Al Jazeera’s Hoda Abdel-Hamid, reporting from Tripoli, said there had been sporadic fighting overnight and that gunfire had been heard in the city on Saturday morning after armed groups urged shopkeepers to keep stores shut.
“People on the street tell us that armed men on motorcycles were shooting in the air, warning shopowners that they must stay shut today,” she said.
The main highway from Tripoli to the Syrian border was shut down, with protesters burning tyres in the Akkar area.
Meanwhile, the 15-member UN Security Council called the attack a “heinous act” and appealed to the Lebanese people in a statement to “preserve national unity in the face of such attempts to undermine the country’s stability”.
|Hoda Abdel-Hamid reports from Tripoli|
The US described the bombing as a “terrorist attack”.
Iran also also commented on the bombing, blaming it on its arch foe Israel.
Tehran condemned “the terrorist blast which was carried out by those who aim to create division between different Lebanese groups that never serves the interests of Lebanon,” spokesman Ramin Mehmanparast said in a statement on the foreign ministry website.

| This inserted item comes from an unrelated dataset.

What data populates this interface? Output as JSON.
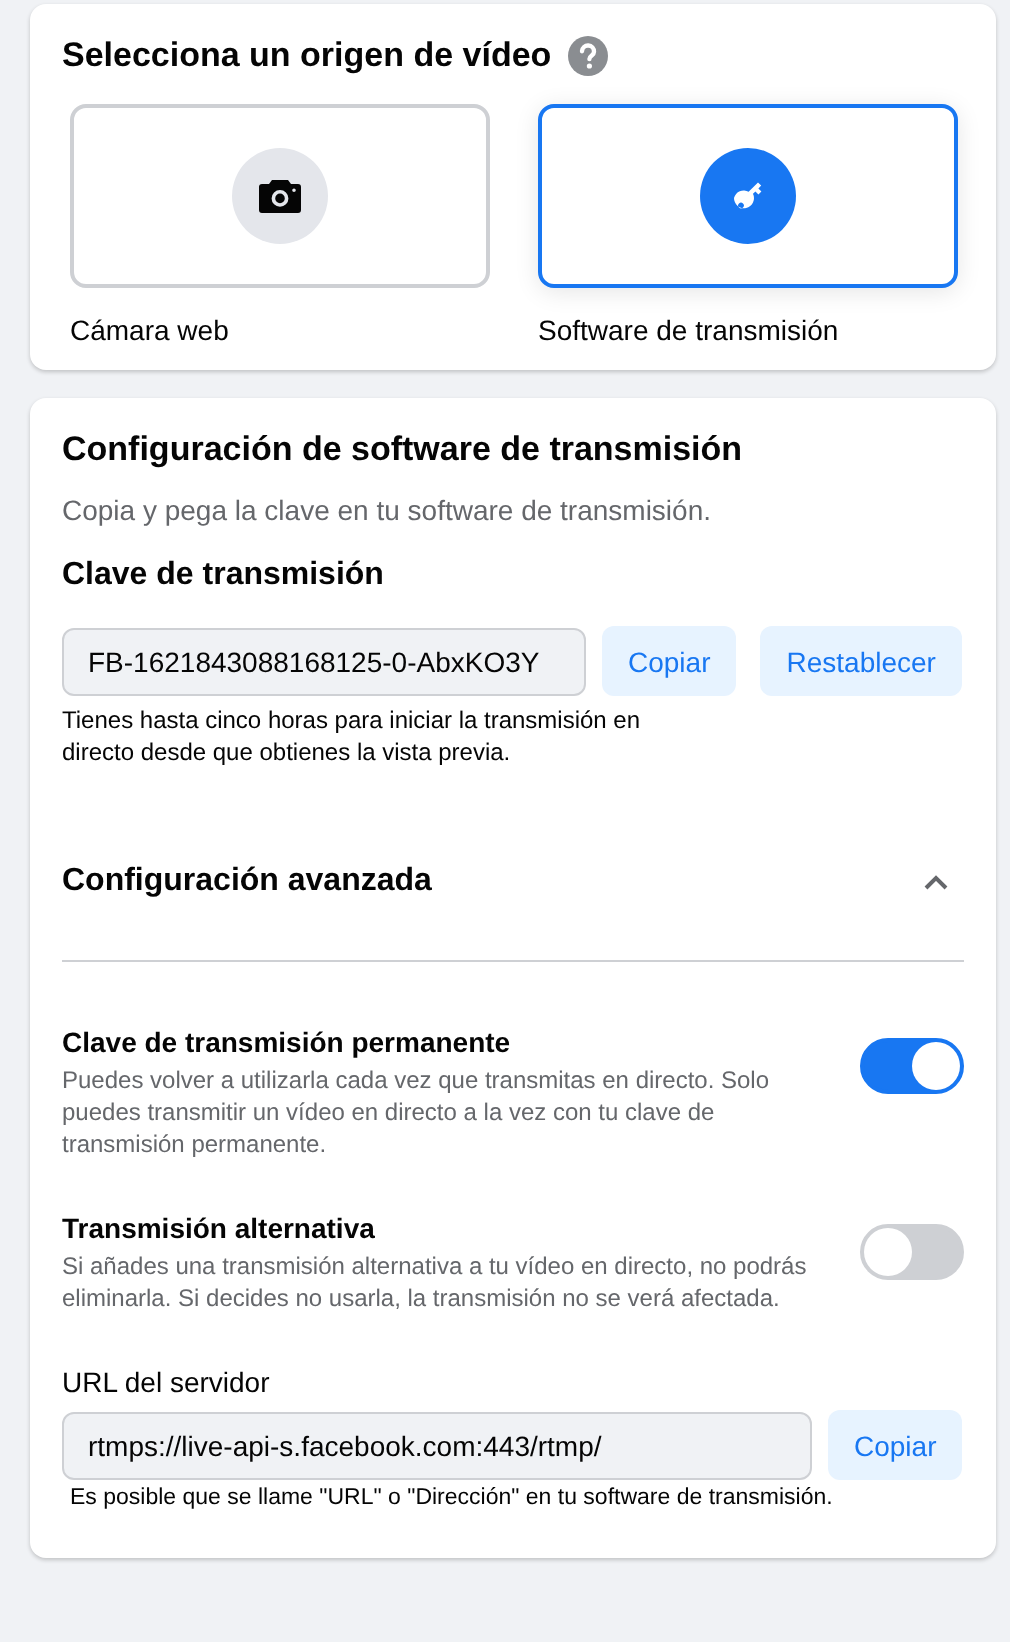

“Undoubtedly, the main enemy of the Lebanese people and the region is the Zionist regime which benefits from instability and lack of security in the region.”
Ziad Baroud, a former Lebanese interior minister, told Al Jazeera that it was too soon to tell who was behind the bombing.
“We have no indication whatsoever [of who is behind this]. We know this is a strong and sad message, and we know this could destabilise the whole country,” he said.
The most prominent car bombing since Lebanon’s 1975-1990 civil war took place on February 14, 2005, when a massive blast killed Rafik al-Hariri and 22 other people as his motorcade drove along the Beirut waterfront.